Culture, Illness, and the Biopsychosocial Model

Fam Med. May-Jun 1991;23(4):287-91.

Abstract

Family medicine has appropriated the biopsychosocial model as a conceptualization of the systemic interrelationships among the biological, the psychological, and the social in health and illness. For all its strengths, it is questionable whether this model adequately depicts the centrality of culture to the human experience of illness. Culture (as meaning system) is not an optional factor that only sometimes influences health and illness; it is prerequisite for all meaningful human experience, including that of being ill. A more adequate model of the relationship between culture and illness would demonstrate the preeminence of culture in the experience of illness among all people, not just members of "exotic" cultures; would view healers as well as patients as dwellers in culture; would incorporate the role of culture as meaning system in linking body, mind, and world; and would promote the significance of the cultural context as a resource for research and therapy.

Publication types

  • Review

MeSH terms

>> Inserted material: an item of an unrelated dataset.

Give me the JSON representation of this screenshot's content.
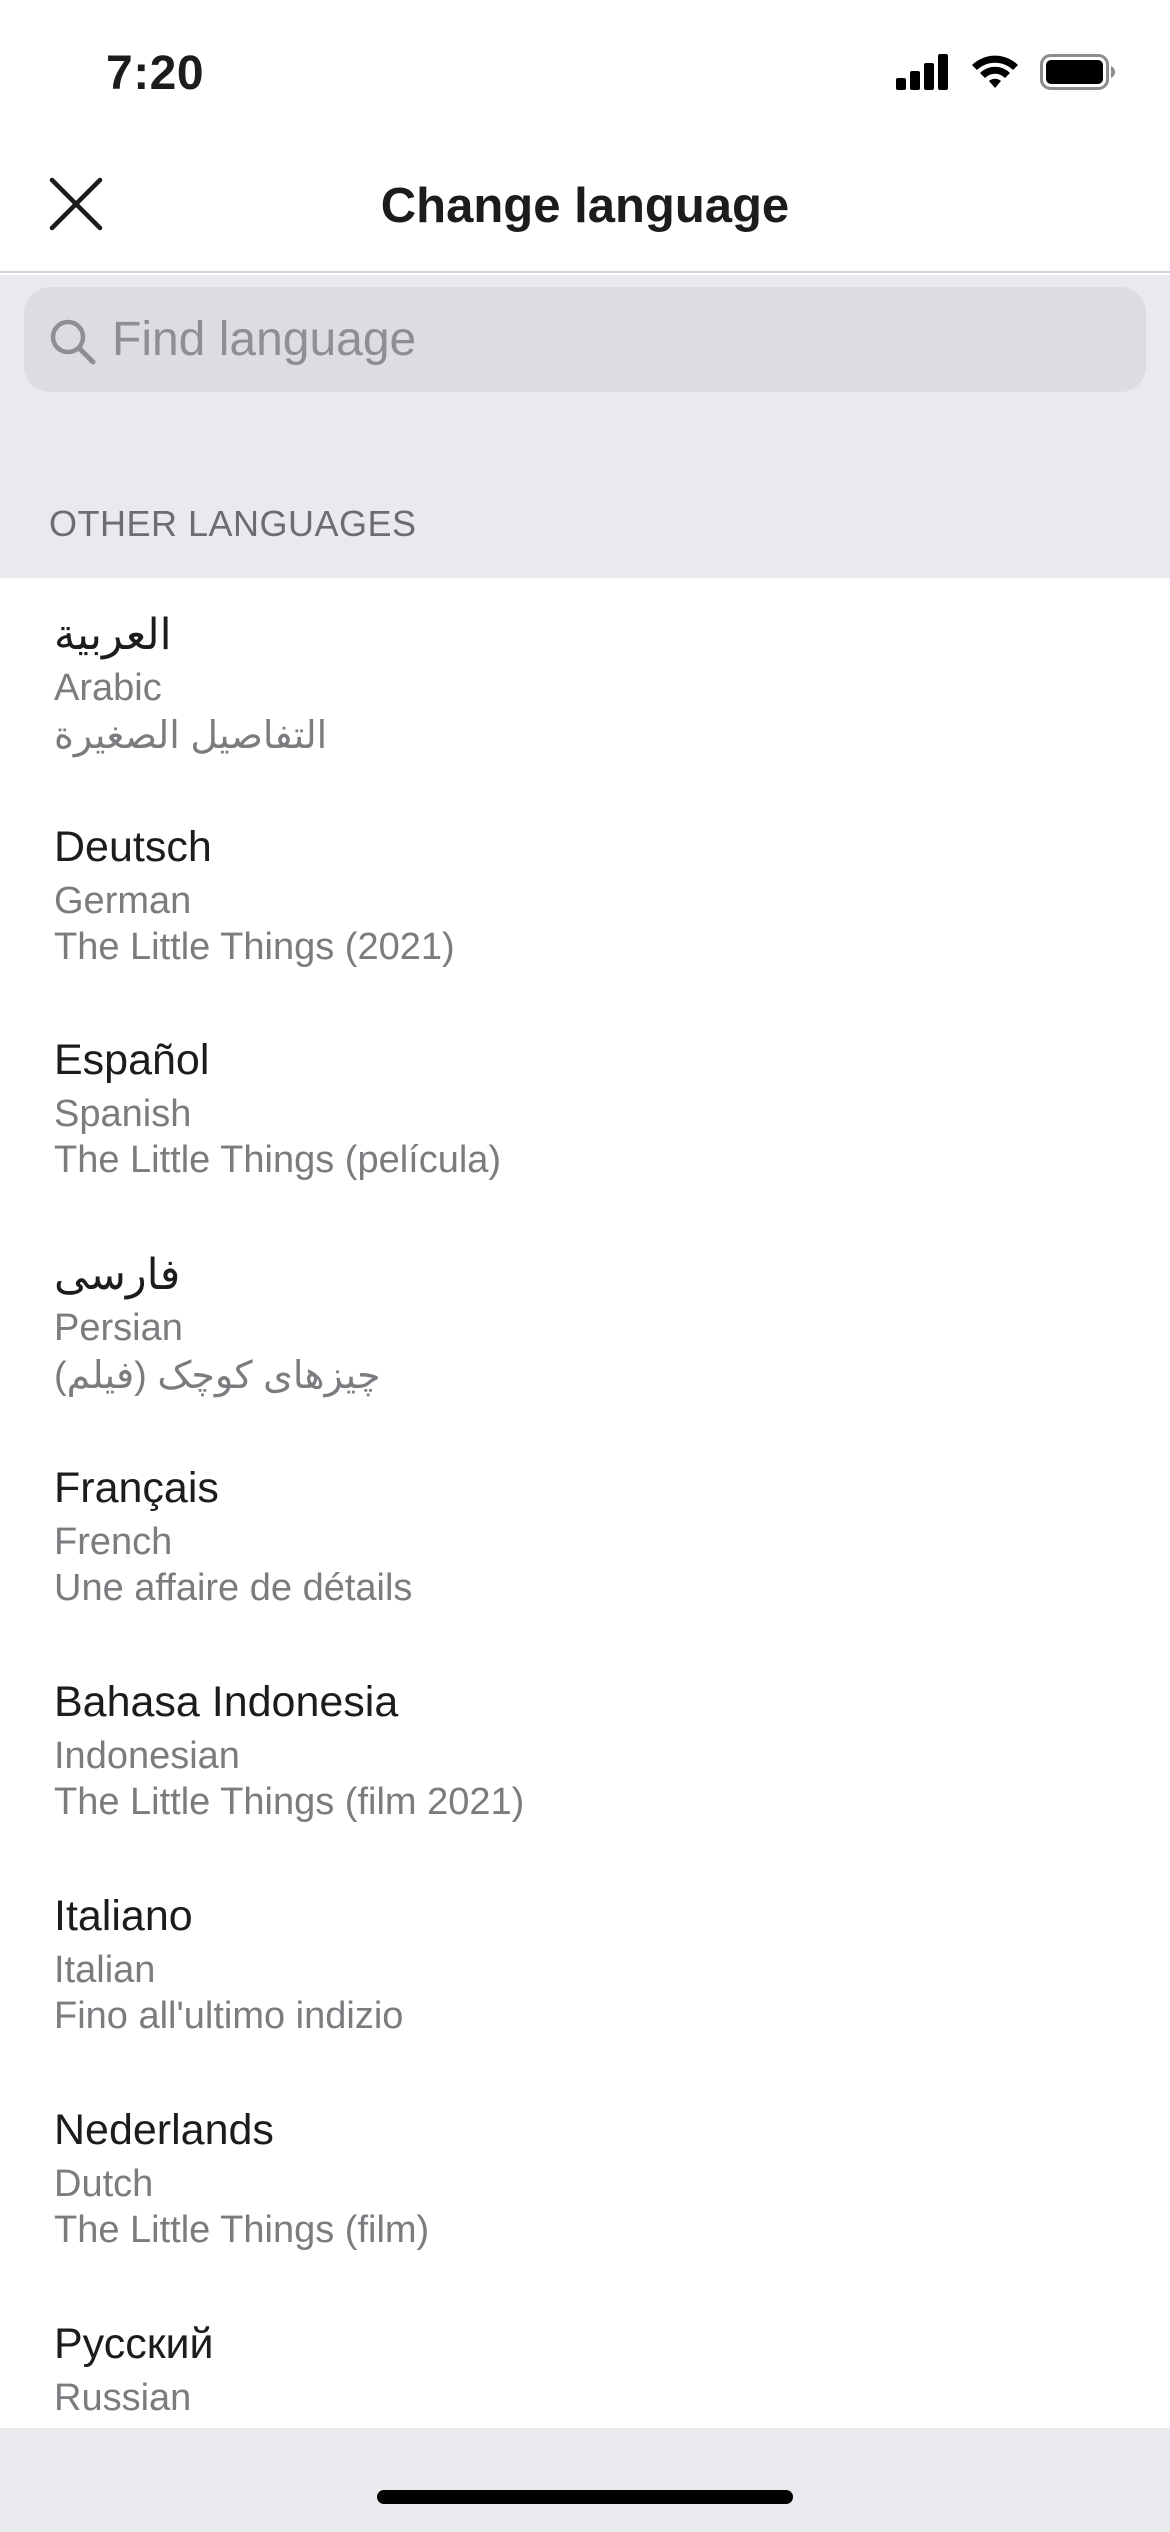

  • Attitude to Health
  • Culture*
  • Disease / psychology*
  • Family Practice
  • Humans
  • Medicine, Traditional
  • Metaphysics
  • Models, Theoretical
  • Physician-Patient Relations
  • Religion and Medicine
  • Systems Theory